= ENTRIES SHOWN =

- - - - -

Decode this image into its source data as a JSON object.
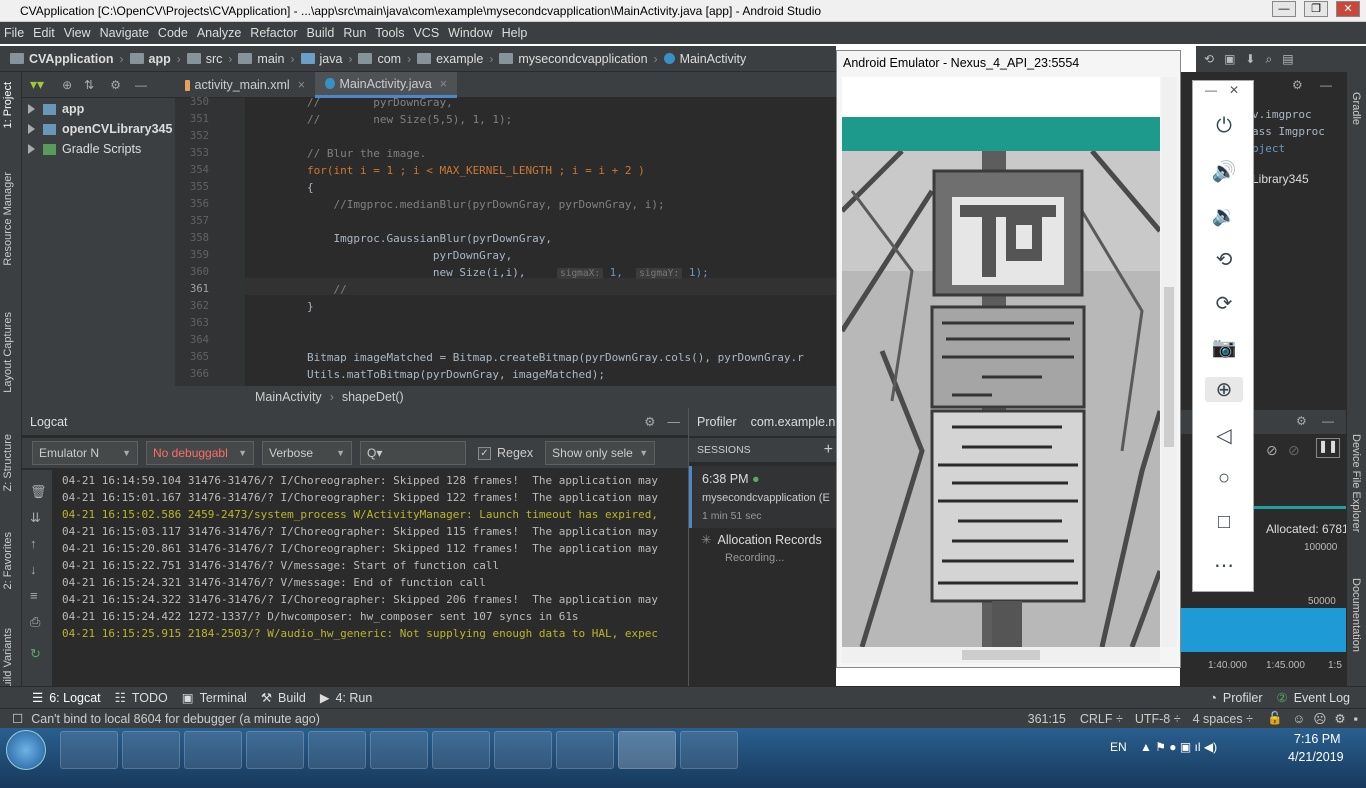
{
  "window": {
    "title": "CVApplication [C:\\OpenCV\\Projects\\CVApplication] - ...\\app\\src\\main\\java\\com\\example\\mysecondcvapplication\\MainActivity.java [app] - Android Studio",
    "min": "—",
    "max": "❐",
    "close": "✕"
  },
  "menu": [
    "File",
    "Edit",
    "View",
    "Navigate",
    "Code",
    "Analyze",
    "Refactor",
    "Build",
    "Run",
    "Tools",
    "VCS",
    "Window",
    "Help"
  ],
  "breadcrumb": [
    "CVApplication",
    "app",
    "src",
    "main",
    "java",
    "com",
    "example",
    "mysecondcvapplication",
    "MainActivity"
  ],
  "left_tabs": [
    "1: Project",
    "Resource Manager",
    "Layout Captures",
    "Z: Structure",
    "2: Favorites",
    "Build Variants"
  ],
  "project": {
    "items": [
      "app",
      "openCVLibrary345",
      "Gradle Scripts"
    ]
  },
  "editor": {
    "tabs": [
      "activity_main.xml",
      "MainActivity.java"
    ],
    "line_numbers": [
      "350",
      "351",
      "352",
      "353",
      "354",
      "355",
      "356",
      "357",
      "358",
      "359",
      "360",
      "361",
      "362",
      "363",
      "364",
      "365",
      "366"
    ],
    "lines": [
      "//        pyrDownGray,",
      "//        new Size(5,5), 1, 1);",
      "",
      "// Blur the image.",
      "for(int i = 1 ; i < MAX_KERNEL_LENGTH ; i = i + 2 )",
      "{",
      "    //Imgproc.medianBlur(pyrDownGray, pyrDownGray, i);",
      "",
      "    Imgproc.GaussianBlur(pyrDownGray,",
      "                   pyrDownGray,",
      "                   new Size(i,i),",
      "    //",
      "}",
      "",
      "",
      "Bitmap imageMatched = Bitmap.createBitmap(pyrDownGray.cols(), pyrDownGray.r",
      "Utils.matToBitmap(pyrDownGray, imageMatched);"
    ],
    "hint_sigmaX": "sigmaX:",
    "hint_sigmaX_val": "1,",
    "hint_sigmaY": "sigmaY:",
    "hint_sigmaY_val": "1);",
    "crumb": [
      "MainActivity",
      "shapeDet()"
    ]
  },
  "logcat": {
    "title": "Logcat",
    "device": "Emulator N",
    "process": "No debuggabl",
    "level": "Verbose",
    "search": "Q▾",
    "regex": "Regex",
    "show": "Show only sele",
    "lines": [
      "04-21 16:14:59.104 31476-31476/? I/Choreographer: Skipped 128 frames!  The application may",
      "04-21 16:15:01.167 31476-31476/? I/Choreographer: Skipped 122 frames!  The application may",
      "04-21 16:15:02.586 2459-2473/system_process W/ActivityManager: Launch timeout has expired,",
      "04-21 16:15:03.117 31476-31476/? I/Choreographer: Skipped 115 frames!  The application may",
      "04-21 16:15:20.861 31476-31476/? I/Choreographer: Skipped 112 frames!  The application may",
      "04-21 16:15:22.751 31476-31476/? V/message: Start of function call",
      "04-21 16:15:24.321 31476-31476/? V/message: End of function call",
      "04-21 16:15:24.322 31476-31476/? I/Choreographer: Skipped 206 frames!  The application may",
      "04-21 16:15:24.422 1272-1337/? D/hwcomposer: hw_composer sent 107 syncs in 61s",
      "04-21 16:15:25.915 2184-2503/? W/audio_hw_generic: Not supplying enough data to HAL, expec"
    ]
  },
  "profiler": {
    "title": "Profiler",
    "process": "com.example.n",
    "sessions": "SESSIONS",
    "time": "6:38 PM",
    "app": "mysecondcvapplication (E",
    "duration": "1 min 51 sec",
    "alloc": "Allocation Records",
    "recording": "Recording..."
  },
  "right": {
    "code1": "v.imgproc",
    "code2": "ass Imgproc",
    "code3": "bject",
    "lib": "Library345",
    "allocated": "Allocated: 6781",
    "v1": "100000",
    "v2": "50000",
    "t1": "1:40.000",
    "t2": "1:45.000",
    "t3": "1:5"
  },
  "right_tabs": [
    "Gradle",
    "Device File Explorer",
    "Documentation"
  ],
  "emulator": {
    "title": "Android Emulator - Nexus_4_API_23:5554"
  },
  "bottom_tools": [
    "6: Logcat",
    "TODO",
    "Terminal",
    "Build",
    "4: Run",
    "Profiler",
    "Event Log"
  ],
  "status": {
    "message": "Can't bind to local 8604 for debugger (a minute ago)",
    "pos": "361:15",
    "crlf": "CRLF ÷",
    "enc": "UTF-8 ÷",
    "indent": "4 spaces ÷"
  },
  "taskbar": {
    "lang": "EN",
    "time": "7:16 PM",
    "date": "4/21/2019"
  }
}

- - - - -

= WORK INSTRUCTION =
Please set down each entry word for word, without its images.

= RESULT FOR THIS TASK =
Decode this image into its source data as a JSON object.
{
  "window": {
    "title": "CVApplication [C:\\OpenCV\\Projects\\CVApplication] - ...\\app\\src\\main\\java\\com\\example\\mysecondcvapplication\\MainActivity.java [app] - Android Studio",
    "min": "—",
    "max": "❐",
    "close": "✕"
  },
  "menu": [
    "File",
    "Edit",
    "View",
    "Navigate",
    "Code",
    "Analyze",
    "Refactor",
    "Build",
    "Run",
    "Tools",
    "VCS",
    "Window",
    "Help"
  ],
  "breadcrumb": [
    "CVApplication",
    "app",
    "src",
    "main",
    "java",
    "com",
    "example",
    "mysecondcvapplication",
    "MainActivity"
  ],
  "left_tabs": [
    "1: Project",
    "Resource Manager",
    "Layout Captures",
    "Z: Structure",
    "2: Favorites",
    "Build Variants"
  ],
  "project": {
    "items": [
      "app",
      "openCVLibrary345",
      "Gradle Scripts"
    ]
  },
  "editor": {
    "tabs": [
      "activity_main.xml",
      "MainActivity.java"
    ],
    "line_numbers": [
      "350",
      "351",
      "352",
      "353",
      "354",
      "355",
      "356",
      "357",
      "358",
      "359",
      "360",
      "361",
      "362",
      "363",
      "364",
      "365",
      "366"
    ],
    "lines": [
      "//        pyrDownGray,",
      "//        new Size(5,5), 1, 1);",
      "",
      "// Blur the image.",
      "for(int i = 1 ; i < MAX_KERNEL_LENGTH ; i = i + 2 )",
      "{",
      "    //Imgproc.medianBlur(pyrDownGray, pyrDownGray, i);",
      "",
      "    Imgproc.GaussianBlur(pyrDownGray,",
      "                   pyrDownGray,",
      "                   new Size(i,i),",
      "    //",
      "}",
      "",
      "",
      "Bitmap imageMatched = Bitmap.createBitmap(pyrDownGray.cols(), pyrDownGray.r",
      "Utils.matToBitmap(pyrDownGray, imageMatched);"
    ],
    "hint_sigmaX": "sigmaX:",
    "hint_sigmaX_val": "1,",
    "hint_sigmaY": "sigmaY:",
    "hint_sigmaY_val": "1);",
    "crumb": [
      "MainActivity",
      "shapeDet()"
    ]
  },
  "logcat": {
    "title": "Logcat",
    "device": "Emulator N",
    "process": "No debuggabl",
    "level": "Verbose",
    "search": "Q▾",
    "regex": "Regex",
    "show": "Show only sele",
    "lines": [
      "04-21 16:14:59.104 31476-31476/? I/Choreographer: Skipped 128 frames!  The application may",
      "04-21 16:15:01.167 31476-31476/? I/Choreographer: Skipped 122 frames!  The application may",
      "04-21 16:15:02.586 2459-2473/system_process W/ActivityManager: Launch timeout has expired,",
      "04-21 16:15:03.117 31476-31476/? I/Choreographer: Skipped 115 frames!  The application may",
      "04-21 16:15:20.861 31476-31476/? I/Choreographer: Skipped 112 frames!  The application may",
      "04-21 16:15:22.751 31476-31476/? V/message: Start of function call",
      "04-21 16:15:24.321 31476-31476/? V/message: End of function call",
      "04-21 16:15:24.322 31476-31476/? I/Choreographer: Skipped 206 frames!  The application may",
      "04-21 16:15:24.422 1272-1337/? D/hwcomposer: hw_composer sent 107 syncs in 61s",
      "04-21 16:15:25.915 2184-2503/? W/audio_hw_generic: Not supplying enough data to HAL, expec"
    ]
  },
  "profiler": {
    "title": "Profiler",
    "process": "com.example.n",
    "sessions": "SESSIONS",
    "time": "6:38 PM",
    "app": "mysecondcvapplication (E",
    "duration": "1 min 51 sec",
    "alloc": "Allocation Records",
    "recording": "Recording..."
  },
  "right": {
    "code1": "v.imgproc",
    "code2": "ass Imgproc",
    "code3": "bject",
    "lib": "Library345",
    "allocated": "Allocated: 6781",
    "v1": "100000",
    "v2": "50000",
    "t1": "1:40.000",
    "t2": "1:45.000",
    "t3": "1:5"
  },
  "right_tabs": [
    "Gradle",
    "Device File Explorer",
    "Documentation"
  ],
  "emulator": {
    "title": "Android Emulator - Nexus_4_API_23:5554"
  },
  "bottom_tools": [
    "6: Logcat",
    "TODO",
    "Terminal",
    "Build",
    "4: Run",
    "Profiler",
    "Event Log"
  ],
  "status": {
    "message": "Can't bind to local 8604 for debugger (a minute ago)",
    "pos": "361:15",
    "crlf": "CRLF ÷",
    "enc": "UTF-8 ÷",
    "indent": "4 spaces ÷"
  },
  "taskbar": {
    "lang": "EN",
    "time": "7:16 PM",
    "date": "4/21/2019"
  }
}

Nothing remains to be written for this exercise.